The JCQ, with regard to a child with ADD/ADHD, has stated, “A candidate with ADD or ADHD has persistent difficulty concentrating and poor working memory. Therefore, supervised rest breaks and the use of a prompter, which would physically show him or her where on a page they had been working in order to restart work, would be reasonable adjustments.”
How Can U.S.-Based Teachers Help Students Improve Exam Performance?
Across “the pond” (otherwise known as the Atlantic Ocean), United States-based educators have their hands full with kids who won’t settle down and listen. Indeed, a great deal of patience, creativity, and consistency is required, being that a teacher’s role is to evaluate each child’s individual strengths and needs. To the relief of many educators nationwide, there are in fact strategies that will help ADHD students focus, stay on task and absorb all their full capabilities will allow.
To begin with, successful programs for children with ADHD integrate the following three components:
• Accommodations – What teachers can do to make learning easier for students with ADHD.
• Instruction – The methods used in teaching.
• Intervention – How teachers act as buffers for behaviors that distract other students or disrupt concentration.
Because students with ADHD have learning problems that render some variants of exams harder for them, modifying the style of testing and the way exams are graded can help – even when these students are well-versed in the material, they may not do well because of slow processing speed, problems expressing themselves in writing and poor memory.

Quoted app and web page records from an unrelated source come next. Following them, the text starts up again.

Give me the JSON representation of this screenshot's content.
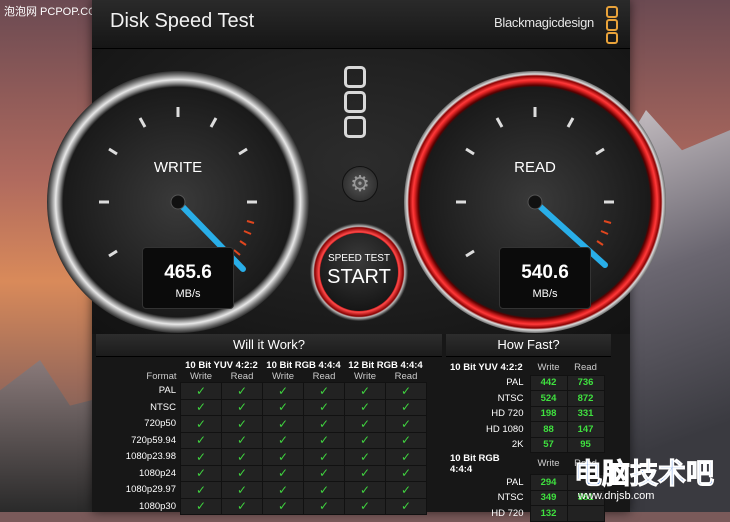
{
  "watermark": "泡泡网 PCPOP.COM",
  "window": {
    "title": "Disk Speed Test",
    "brand": "Blackmagicdesign"
  },
  "gauges": {
    "write": {
      "label": "WRITE",
      "value": "465.6",
      "unit": "MB/s"
    },
    "read": {
      "label": "READ",
      "value": "540.6",
      "unit": "MB/s"
    }
  },
  "start": {
    "small": "SPEED TEST",
    "big": "START"
  },
  "will_it_work": {
    "title": "Will it Work?",
    "format_label": "Format",
    "groups": [
      "10 Bit YUV 4:2:2",
      "10 Bit RGB 4:4:4",
      "12 Bit RGB 4:4:4"
    ],
    "sub": [
      "Write",
      "Read"
    ],
    "rows": [
      "PAL",
      "NTSC",
      "720p50",
      "720p59.94",
      "1080p23.98",
      "1080p24",
      "1080p29.97",
      "1080p30"
    ],
    "check": "✓"
  },
  "how_fast": {
    "title": "How Fast?",
    "sub": [
      "Write",
      "Read"
    ],
    "sections": [
      {
        "name": "10 Bit YUV 4:2:2",
        "rows": [
          {
            "label": "PAL",
            "write": "442",
            "read": "736"
          },
          {
            "label": "NTSC",
            "write": "524",
            "read": "872"
          },
          {
            "label": "HD 720",
            "write": "198",
            "read": "331"
          },
          {
            "label": "HD 1080",
            "write": "88",
            "read": "147"
          },
          {
            "label": "2K",
            "write": "57",
            "read": "95"
          }
        ]
      },
      {
        "name": "10 Bit RGB 4:4:4",
        "rows": [
          {
            "label": "PAL",
            "write": "294",
            "read": ""
          },
          {
            "label": "NTSC",
            "write": "349",
            "read": "581"
          },
          {
            "label": "HD 720",
            "write": "132",
            "read": ""
          }
        ]
      }
    ]
  },
  "footer_watermark": {
    "cn": "电脑技术吧",
    "url": "www.dnjsb.com"
  }
}
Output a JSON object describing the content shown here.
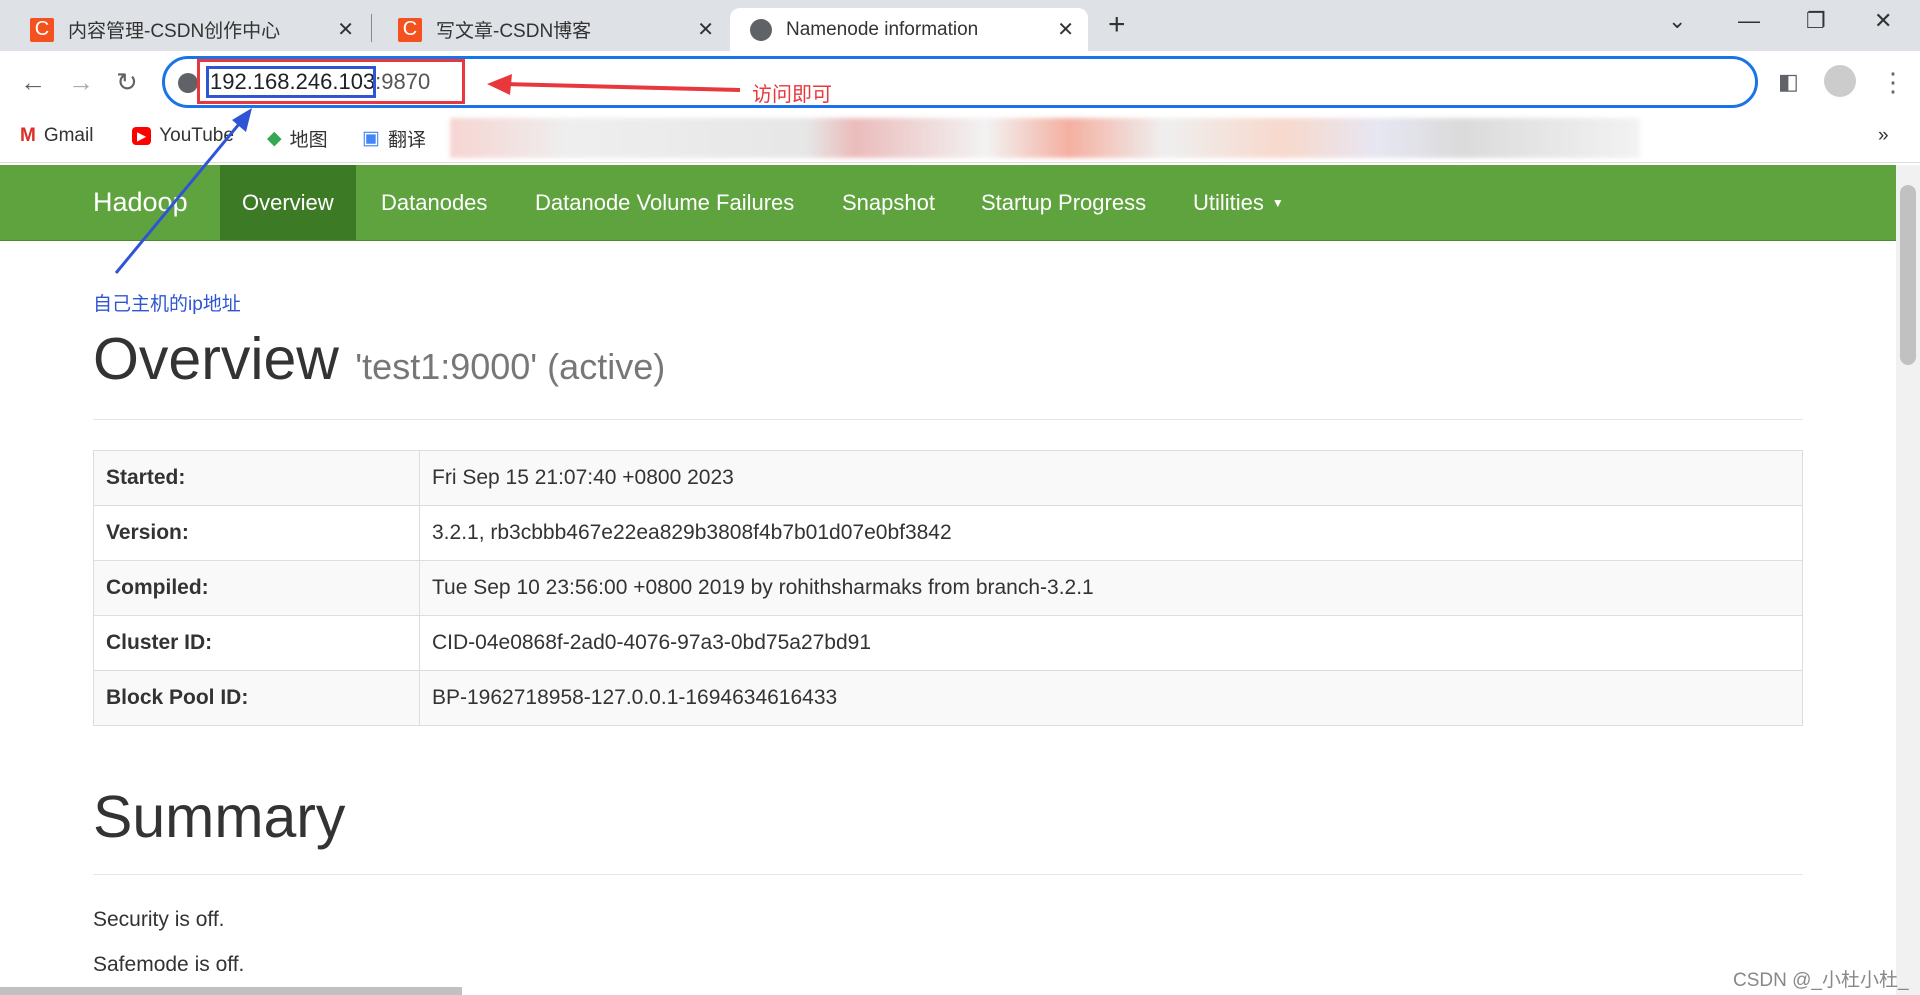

Here are some tips that have been suggested by experts in the field for helping ADHD students improve exam performance:
• Find alternative times for completing a test (give the test before or after school, or during lunch hour)
• Select a good test location (the student can finish the test in a quiet area like the library or guidance office)
• Modify the format of the exam (multiple-choice or true/false questions are more ADHD-friendly)
• Don’t take off points for misspelling
• Allow students to earn extra credit
• Have a student make up work
Test modifications have been a proverbial life saver for many kids with ADHD; in fact, students say that receiving extended time on tests, or completing special projects or extra homework instead of tests, has helped them go from failing grades to, in some cases, the honor roll. Parents should talk with the special ed team about adding some of these aforementioned accommodations to a student’s IEP.